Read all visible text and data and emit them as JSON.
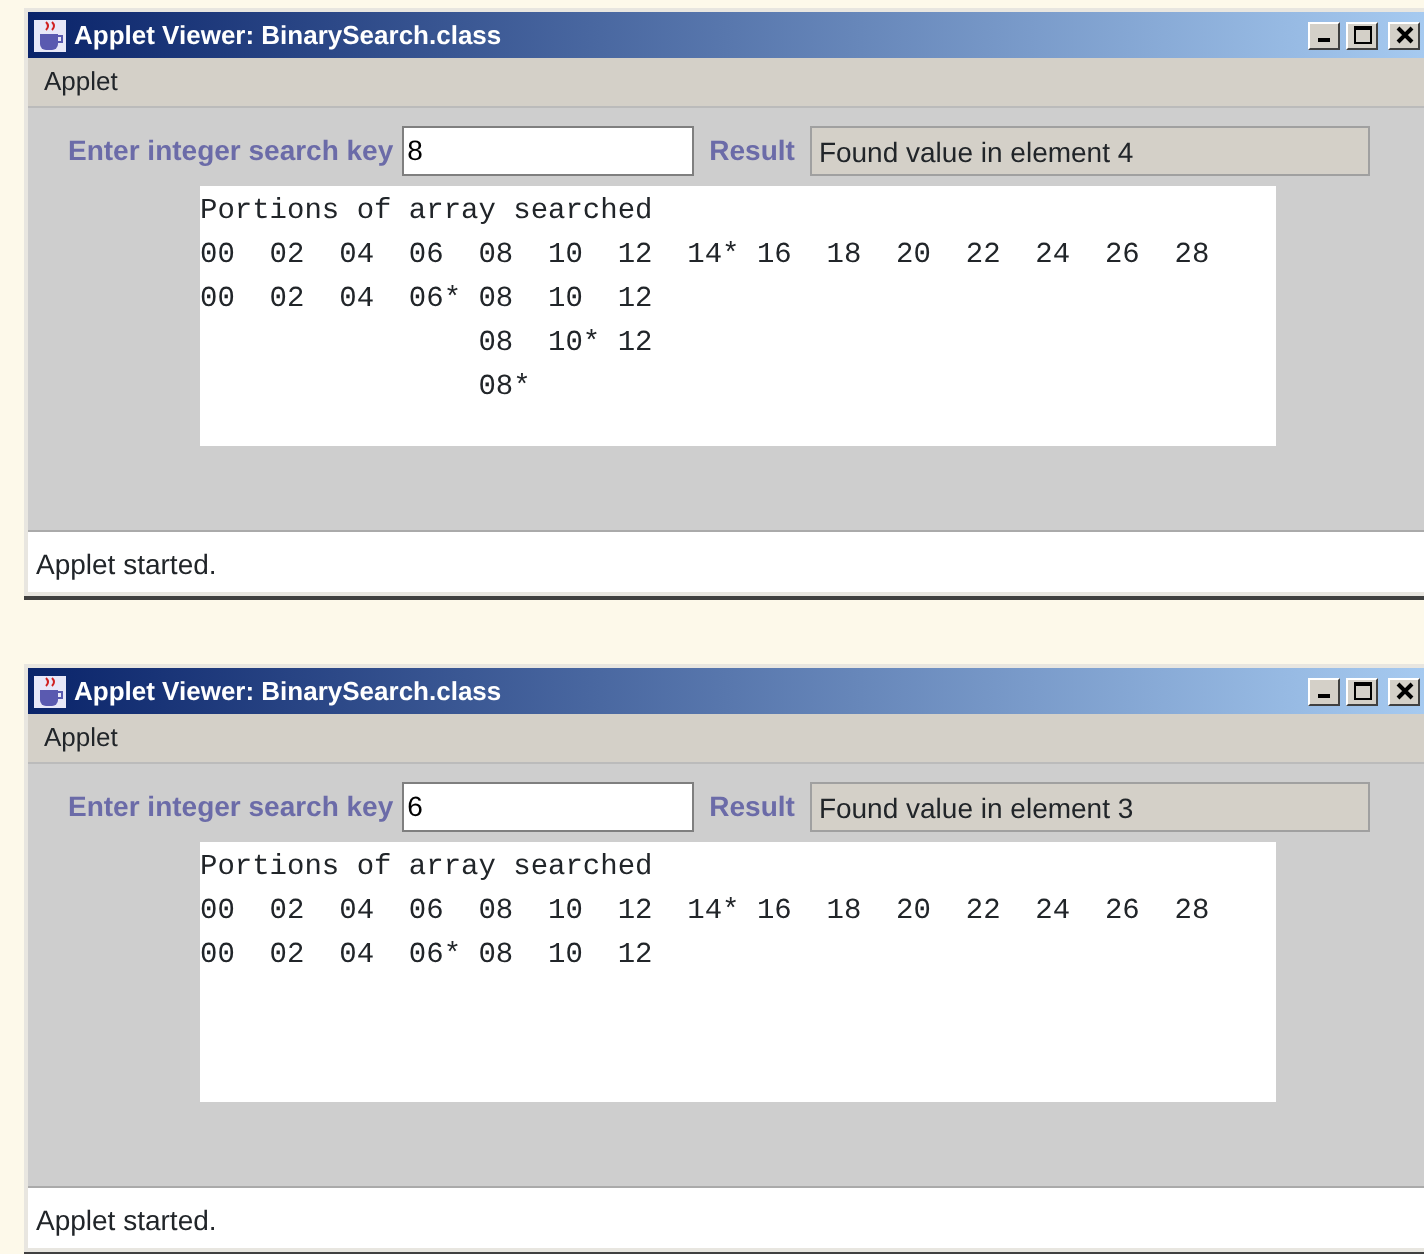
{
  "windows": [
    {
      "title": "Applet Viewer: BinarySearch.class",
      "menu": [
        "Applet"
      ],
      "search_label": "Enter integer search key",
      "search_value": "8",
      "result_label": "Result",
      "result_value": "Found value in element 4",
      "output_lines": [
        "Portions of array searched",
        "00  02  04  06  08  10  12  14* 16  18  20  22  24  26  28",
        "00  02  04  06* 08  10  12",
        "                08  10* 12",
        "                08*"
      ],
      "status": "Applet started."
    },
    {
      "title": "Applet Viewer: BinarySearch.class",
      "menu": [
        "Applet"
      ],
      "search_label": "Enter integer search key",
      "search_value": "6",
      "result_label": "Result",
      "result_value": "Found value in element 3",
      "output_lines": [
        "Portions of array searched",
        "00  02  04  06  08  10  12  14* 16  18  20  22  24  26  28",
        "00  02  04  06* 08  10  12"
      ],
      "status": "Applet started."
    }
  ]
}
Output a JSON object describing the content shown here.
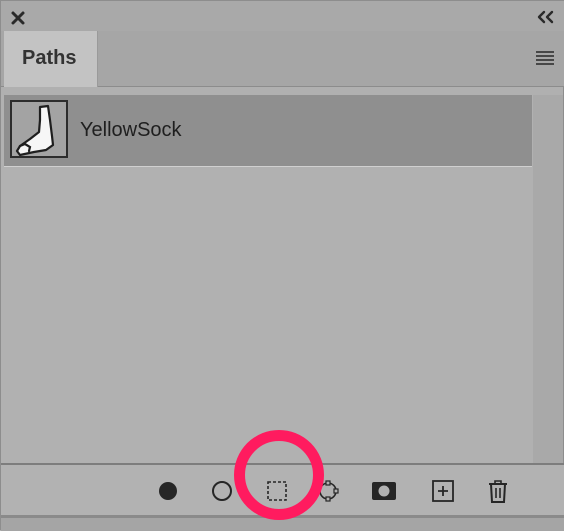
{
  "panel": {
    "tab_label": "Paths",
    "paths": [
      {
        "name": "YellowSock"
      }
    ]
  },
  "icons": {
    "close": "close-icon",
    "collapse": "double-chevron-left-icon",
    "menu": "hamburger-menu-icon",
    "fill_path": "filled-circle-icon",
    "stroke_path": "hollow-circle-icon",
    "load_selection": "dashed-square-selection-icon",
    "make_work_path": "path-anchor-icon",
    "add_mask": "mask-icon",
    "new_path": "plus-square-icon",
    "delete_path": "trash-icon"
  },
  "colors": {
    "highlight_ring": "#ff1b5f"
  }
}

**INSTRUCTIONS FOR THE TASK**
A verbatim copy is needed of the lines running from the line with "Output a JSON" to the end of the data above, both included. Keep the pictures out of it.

**TASK RESULT**
Output a JSON object describing the content shown here.
{
  "panel": {
    "tab_label": "Paths",
    "paths": [
      {
        "name": "YellowSock"
      }
    ]
  },
  "icons": {
    "close": "close-icon",
    "collapse": "double-chevron-left-icon",
    "menu": "hamburger-menu-icon",
    "fill_path": "filled-circle-icon",
    "stroke_path": "hollow-circle-icon",
    "load_selection": "dashed-square-selection-icon",
    "make_work_path": "path-anchor-icon",
    "add_mask": "mask-icon",
    "new_path": "plus-square-icon",
    "delete_path": "trash-icon"
  },
  "colors": {
    "highlight_ring": "#ff1b5f"
  }
}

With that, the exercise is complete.